The second annual Okanagan Military Tattoo unfolds at Kal Tire Place Saturday and Sunday.
“Everything is looking good,” said Norm Crerar, Okanagan Military Tattoo president, as he and an army of volunteers launched set-up Wednesday morning.
Crerar is anticipating large crowds for the shows at 7 p.m. Saturday and 2 p.m. Sunday.
“This is a marching, music, singing extravaganza. There is something for everyone,” he said.
Those visiting Kal Tire Place, can also check out Duty Honour Izzat: The Call to Flanders Fields, which tells the story of the British Indian Army in the First World War.
“It’s something most people are unaware of,” said Steve Purewell, a Lower Mainland resident who is curator of the exhibit.
“The principle photo is of King George with a turban on. That’s why they (Indians) went to war — for the crown. When John McCrae was writing In Flanders Field, Punjabis were in that sector.”
The graves of 10,000 Indian soldiers are in the cemeteries across western Europe.
“More Indians died than from any other Commonwealth country in the First World War,” said Purewall.
“They were standing side by side with Canadians.”
Purewall was inspired to put the exhibit together after one of his children learned about the war and In Flanders Field and there was no mention of Indian soldiers.
“I thought, ‘We can’t have that in a diverse country.’ It’s about our shared values.”
The exhibit is at Kal Tire Place during the tattoo and then will be at the Kelowna Museum in August.
“I enjoy learning about history,” said Akbal Mund, Vernon mayor, who says some of his ancestors may have fought in the Indian army.
“It (war) was a collaboration between many countries that helped forge the world towards where we are today.”

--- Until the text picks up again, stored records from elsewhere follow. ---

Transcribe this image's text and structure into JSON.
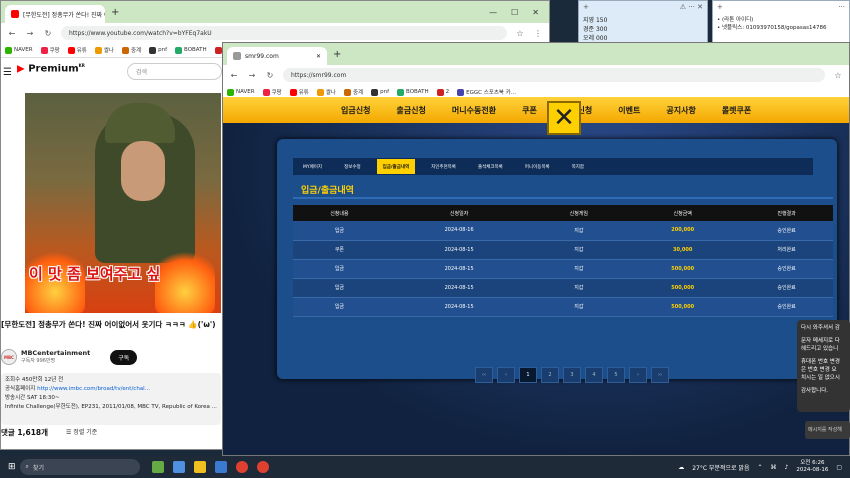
{
  "youtube_window": {
    "tab_title": "[무한도전] 정총무가 쏜다! 진짜 어이없어서 웃기다 ㅋㅋㅋ",
    "url": "https://www.youtube.com/watch?v=bYFEq7akU",
    "bookmarks": [
      "NAVER",
      "쿠팡",
      "유튜",
      "쌀나",
      "중계",
      "pnf",
      "BOBATH",
      "2"
    ],
    "logo": "Premium",
    "logo_superscript": "KR",
    "search_placeholder": "검색",
    "video_caption": "이 맛 좀 보여주고 싶",
    "video_title": "[무한도전] 정총무가 쏜다! 진짜 어이없어서 웃기다 ㅋㅋㅋ 👍('ω')",
    "channel_name": "MBCentertainment",
    "subscribers": "구독자 996만명",
    "subscribe_label": "구독",
    "avatar_label": "MBC",
    "desc_line1": "조회수 450만회  12년 전",
    "desc_line2_prefix": "공식홈페이지 ",
    "desc_link": "http://www.imbc.com/broad/tv/ent/chal...",
    "desc_line3": "방송시간  SAT 18:30~",
    "desc_line4": "Infinite Challenge(무한도전), EP231, 2011/01/08, MBC TV, Republic of Korea ...",
    "comments": "댓글 1,618개",
    "sort_label": "정렬 기준"
  },
  "note1": {
    "lines": [
      "지영 150",
      "경준 300",
      "오레 000"
    ]
  },
  "note2": {
    "lines": [
      "• (라톤 아이디)",
      "• 넷플릭스: 01093970158/gopasas14786"
    ]
  },
  "site_window": {
    "tab_title": "smr99.com",
    "url": "https://smr99.com",
    "bookmarks": [
      "NAVER",
      "쿠팡",
      "유튜",
      "쌀나",
      "중계",
      "pnf",
      "BOBATH",
      "2",
      "EGGC 스포츠북 카..."
    ],
    "menu": [
      "입금신청",
      "출금신청",
      "머니수동전환",
      "쿠폰",
      "콤프신청",
      "이벤트",
      "공지사항",
      "롤렛쿠폰"
    ],
    "subtabs": [
      "MY페이지",
      "정보수정",
      "입금/출금내역",
      "지인추천목록",
      "출석체크목록",
      "머니이동목록",
      "쪽지함"
    ],
    "active_subtab": 2,
    "panel_title": "입금/출금내역",
    "columns": [
      "신청내용",
      "신청일자",
      "신청게임",
      "신청금액",
      "진행결과"
    ],
    "rows": [
      [
        "입금",
        "2024-08-16",
        "지갑",
        "200,000",
        "승인완료"
      ],
      [
        "쿠폰",
        "2024-08-15",
        "지갑",
        "30,000",
        "처리완료"
      ],
      [
        "입금",
        "2024-08-15",
        "지갑",
        "500,000",
        "승인완료"
      ],
      [
        "입금",
        "2024-08-15",
        "지갑",
        "500,000",
        "승인완료"
      ],
      [
        "입금",
        "2024-08-15",
        "지갑",
        "500,000",
        "승인완료"
      ]
    ],
    "pager": [
      "‹‹",
      "‹",
      "1",
      "2",
      "3",
      "4",
      "5",
      "›",
      "››"
    ],
    "current_page": "1",
    "chat_lines": [
      "다시 와주셔서 감",
      "문자 메세지로 다",
      "헤드리고 있습니",
      "휴대폰 번호 변경",
      "은 번호 변경 요",
      "치시는 일 없으시",
      "감사합니다."
    ],
    "chat_placeholder": "메시지를 작성해"
  },
  "taskbar": {
    "search_placeholder": "찾기",
    "weather": "27°C  부분적으로 맑음",
    "time": "오전 6:26",
    "date": "2024-08-16"
  },
  "colors": {
    "accent": "#ffd000",
    "panel": "#1c4e8c"
  }
}
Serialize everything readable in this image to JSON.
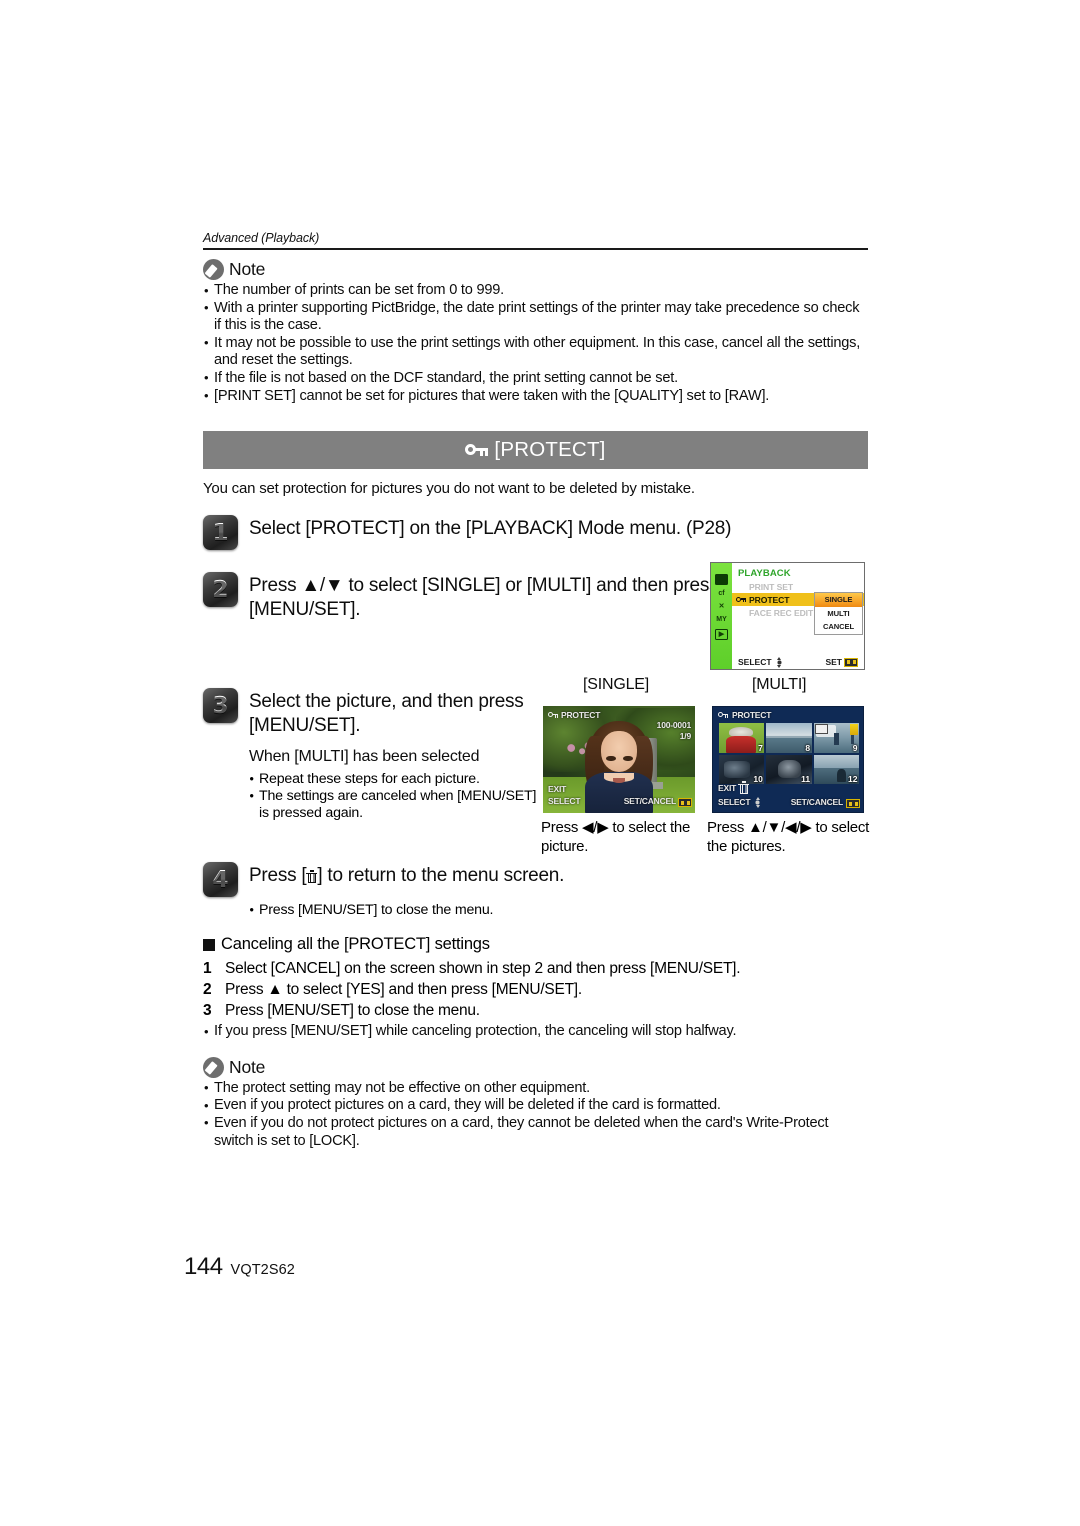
{
  "running_head": "Advanced (Playback)",
  "note_top": {
    "label": "Note",
    "bullets": [
      "The number of prints can be set from 0 to 999.",
      "With a printer supporting PictBridge, the date print settings of the printer may take precedence so check if this is the case.",
      "It may not be possible to use the print settings with other equipment. In this case, cancel all the settings, and reset the settings.",
      "If the file is not based on the DCF standard, the print setting cannot be set.",
      "[PRINT SET] cannot be set for pictures that were taken with the [QUALITY] set to [RAW]."
    ]
  },
  "banner": {
    "icon": "key-icon",
    "title": "[PROTECT]",
    "bg_color": "#808080",
    "text_color": "#FFFFFF"
  },
  "intro": "You can set protection for pictures you do not want to be deleted by mistake.",
  "steps": [
    {
      "number": "1",
      "text": "Select [PROTECT] on the [PLAYBACK] Mode menu. (P28)"
    },
    {
      "number": "2",
      "text": "Press ▲/▼ to select [SINGLE] or [MULTI] and then press [MENU/SET]."
    },
    {
      "number": "3",
      "text": "Select the picture, and then press [MENU/SET].",
      "sub_heading": "When [MULTI] has been selected",
      "sub_bullets": [
        "Repeat these steps for each picture.",
        "The settings are canceled when [MENU/SET] is pressed again."
      ]
    },
    {
      "number": "4",
      "text_before": "Press [",
      "text_after": "] to return to the menu screen.",
      "icon": "trash-icon",
      "bullets": [
        "Press [MENU/SET] to close the menu."
      ]
    }
  ],
  "menu_screen": {
    "title": "PLAYBACK",
    "sidebar_icons": [
      "camera-icon",
      "clock-icon",
      "wrench-icon",
      "my-menu-icon",
      "playback-icon"
    ],
    "rows": [
      {
        "label": "PRINT SET",
        "active": false,
        "icon": "print-icon"
      },
      {
        "label": "PROTECT",
        "active": true,
        "icon": "key-icon"
      },
      {
        "label": "FACE REC EDIT",
        "active": false,
        "icon": "face-icon"
      }
    ],
    "submenu": [
      {
        "label": "SINGLE",
        "selected": true
      },
      {
        "label": "MULTI",
        "selected": false
      },
      {
        "label": "CANCEL",
        "selected": false
      }
    ],
    "footer_left": "SELECT",
    "footer_right": "SET",
    "highlight_color": "#F0C01A",
    "submenu_highlight": "#F08A12",
    "title_color": "#2FA52B"
  },
  "lcd_single": {
    "label": "[SINGLE]",
    "overlay_title": "PROTECT",
    "file_number": "100-0001",
    "counter": "1/9",
    "exit": "EXIT",
    "select": "SELECT",
    "set_cancel": "SET/CANCEL",
    "caption": "Press ◀/▶ to select the picture."
  },
  "lcd_multi": {
    "label": "[MULTI]",
    "overlay_title": "PROTECT",
    "thumbnail_numbers": [
      "7",
      "8",
      "9",
      "10",
      "11",
      "12"
    ],
    "exit": "EXIT",
    "select": "SELECT",
    "set_cancel": "SET/CANCEL",
    "caption": "Press ▲/▼/◀/▶ to select the pictures.",
    "bg_color": "#0F2A55"
  },
  "cancel_section": {
    "heading": "Canceling all the [PROTECT] settings",
    "items": [
      {
        "n": "1",
        "text": "Select [CANCEL] on the screen shown in step 2 and then press [MENU/SET]."
      },
      {
        "n": "2",
        "text": "Press ▲ to select [YES] and then press [MENU/SET]."
      },
      {
        "n": "3",
        "text": "Press [MENU/SET] to close the menu."
      }
    ],
    "bullet": "If you press [MENU/SET] while canceling protection, the canceling will stop halfway."
  },
  "note_bottom": {
    "label": "Note",
    "bullets": [
      "The protect setting may not be effective on other equipment.",
      "Even if you protect pictures on a card, they will be deleted if the card is formatted.",
      "Even if you do not protect pictures on a card, they cannot be deleted when the card's Write-Protect switch is set to [LOCK]."
    ]
  },
  "footer": {
    "page_number": "144",
    "doc_code": "VQT2S62"
  }
}
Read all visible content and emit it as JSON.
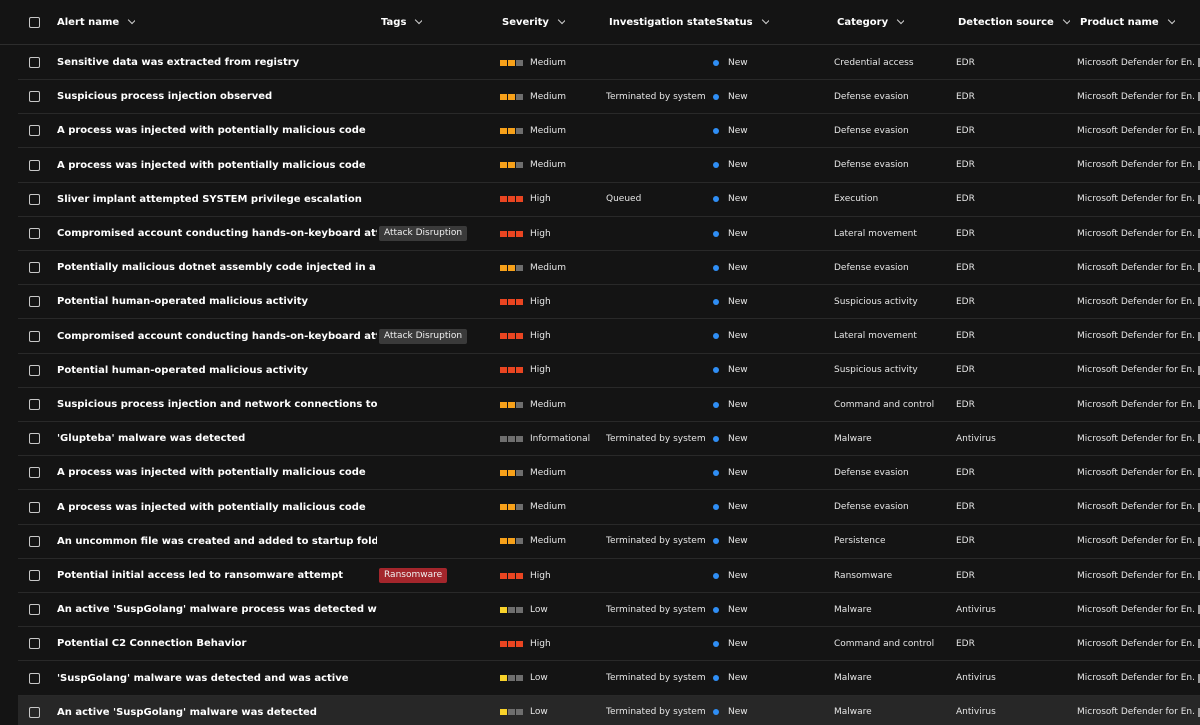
{
  "headers": {
    "alert_name": "Alert name",
    "tags": "Tags",
    "severity": "Severity",
    "investigation_state": "Investigation state",
    "status": "Status",
    "category": "Category",
    "detection_source": "Detection source",
    "product_name": "Product name"
  },
  "severity_colors": {
    "Medium": [
      "#f7a11a",
      "#f7a11a",
      "#6e6e6e"
    ],
    "High": [
      "#ea4521",
      "#ea4521",
      "#ea4521"
    ],
    "Low": [
      "#f8d22a",
      "#6e6e6e",
      "#6e6e6e"
    ],
    "Informational": [
      "#6e6e6e",
      "#6e6e6e",
      "#6e6e6e"
    ]
  },
  "tag_colors": {
    "Attack Disruption": "#3a3a3a",
    "Ransomware": "#a4262c"
  },
  "status_color": "#2f8ef5",
  "rows": [
    {
      "name": "Sensitive data was extracted from registry",
      "tag": "",
      "severity": "Medium",
      "investigation": "",
      "status": "New",
      "category": "Credential access",
      "source": "EDR",
      "product": "Microsoft Defender for En..."
    },
    {
      "name": "Suspicious process injection observed",
      "tag": "",
      "severity": "Medium",
      "investigation": "Terminated by system",
      "status": "New",
      "category": "Defense evasion",
      "source": "EDR",
      "product": "Microsoft Defender for En..."
    },
    {
      "name": "A process was injected with potentially malicious code",
      "tag": "",
      "severity": "Medium",
      "investigation": "",
      "status": "New",
      "category": "Defense evasion",
      "source": "EDR",
      "product": "Microsoft Defender for En..."
    },
    {
      "name": "A process was injected with potentially malicious code",
      "tag": "",
      "severity": "Medium",
      "investigation": "",
      "status": "New",
      "category": "Defense evasion",
      "source": "EDR",
      "product": "Microsoft Defender for En..."
    },
    {
      "name": "Sliver implant attempted SYSTEM privilege escalation",
      "tag": "",
      "severity": "High",
      "investigation": "Queued",
      "status": "New",
      "category": "Execution",
      "source": "EDR",
      "product": "Microsoft Defender for En..."
    },
    {
      "name": "Compromised account conducting hands-on-keyboard attack",
      "tag": "Attack Disruption",
      "severity": "High",
      "investigation": "",
      "status": "New",
      "category": "Lateral movement",
      "source": "EDR",
      "product": "Microsoft Defender for En..."
    },
    {
      "name": "Potentially malicious dotnet assembly code injected in a process",
      "tag": "",
      "severity": "Medium",
      "investigation": "",
      "status": "New",
      "category": "Defense evasion",
      "source": "EDR",
      "product": "Microsoft Defender for En..."
    },
    {
      "name": "Potential human-operated malicious activity",
      "tag": "",
      "severity": "High",
      "investigation": "",
      "status": "New",
      "category": "Suspicious activity",
      "source": "EDR",
      "product": "Microsoft Defender for En..."
    },
    {
      "name": "Compromised account conducting hands-on-keyboard attack",
      "tag": "Attack Disruption",
      "severity": "High",
      "investigation": "",
      "status": "New",
      "category": "Lateral movement",
      "source": "EDR",
      "product": "Microsoft Defender for En..."
    },
    {
      "name": "Potential human-operated malicious activity",
      "tag": "",
      "severity": "High",
      "investigation": "",
      "status": "New",
      "category": "Suspicious activity",
      "source": "EDR",
      "product": "Microsoft Defender for En..."
    },
    {
      "name": "Suspicious process injection and network connections to an unc...",
      "tag": "",
      "severity": "Medium",
      "investigation": "",
      "status": "New",
      "category": "Command and control",
      "source": "EDR",
      "product": "Microsoft Defender for En..."
    },
    {
      "name": "'Glupteba' malware was detected",
      "tag": "",
      "severity": "Informational",
      "investigation": "Terminated by system",
      "status": "New",
      "category": "Malware",
      "source": "Antivirus",
      "product": "Microsoft Defender for En..."
    },
    {
      "name": "A process was injected with potentially malicious code",
      "tag": "",
      "severity": "Medium",
      "investigation": "",
      "status": "New",
      "category": "Defense evasion",
      "source": "EDR",
      "product": "Microsoft Defender for En..."
    },
    {
      "name": "A process was injected with potentially malicious code",
      "tag": "",
      "severity": "Medium",
      "investigation": "",
      "status": "New",
      "category": "Defense evasion",
      "source": "EDR",
      "product": "Microsoft Defender for En..."
    },
    {
      "name": "An uncommon file was created and added to startup folder",
      "tag": "",
      "severity": "Medium",
      "investigation": "Terminated by system",
      "status": "New",
      "category": "Persistence",
      "source": "EDR",
      "product": "Microsoft Defender for En..."
    },
    {
      "name": "Potential initial access led to ransomware attempt",
      "tag": "Ransomware",
      "severity": "High",
      "investigation": "",
      "status": "New",
      "category": "Ransomware",
      "source": "EDR",
      "product": "Microsoft Defender for En..."
    },
    {
      "name": "An active 'SuspGolang' malware process was detected while exe...",
      "tag": "",
      "severity": "Low",
      "investigation": "Terminated by system",
      "status": "New",
      "category": "Malware",
      "source": "Antivirus",
      "product": "Microsoft Defender for En..."
    },
    {
      "name": "Potential C2 Connection Behavior",
      "tag": "",
      "severity": "High",
      "investigation": "",
      "status": "New",
      "category": "Command and control",
      "source": "EDR",
      "product": "Microsoft Defender for En..."
    },
    {
      "name": "'SuspGolang' malware was detected and was active",
      "tag": "",
      "severity": "Low",
      "investigation": "Terminated by system",
      "status": "New",
      "category": "Malware",
      "source": "Antivirus",
      "product": "Microsoft Defender for En..."
    },
    {
      "name": "An active 'SuspGolang' malware was detected",
      "tag": "",
      "severity": "Low",
      "investigation": "Terminated by system",
      "status": "New",
      "category": "Malware",
      "source": "Antivirus",
      "product": "Microsoft Defender for En...",
      "highlighted": true
    }
  ]
}
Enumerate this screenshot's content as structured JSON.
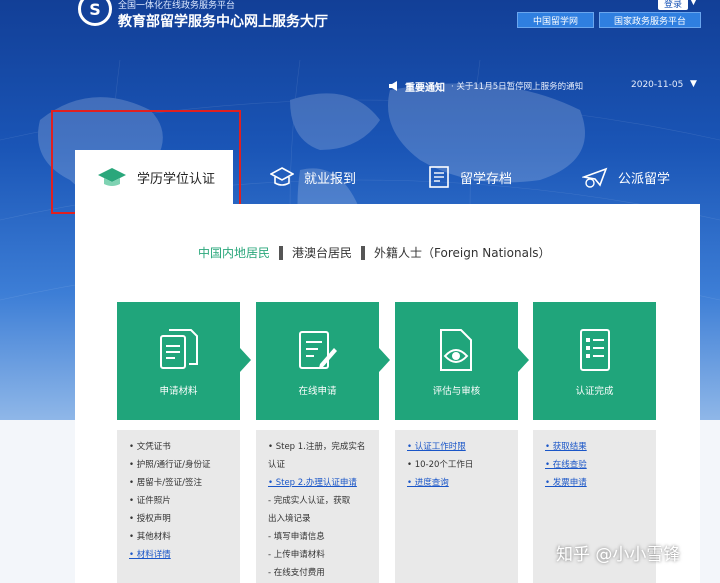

As part of the Okanagan Military Tattoo, Lord Strathcona’s Horse Musical Ride will be at the Armstrong fairgrounds Friday at 7 p.m.
For more information, go to www.okanagantattoo.ca.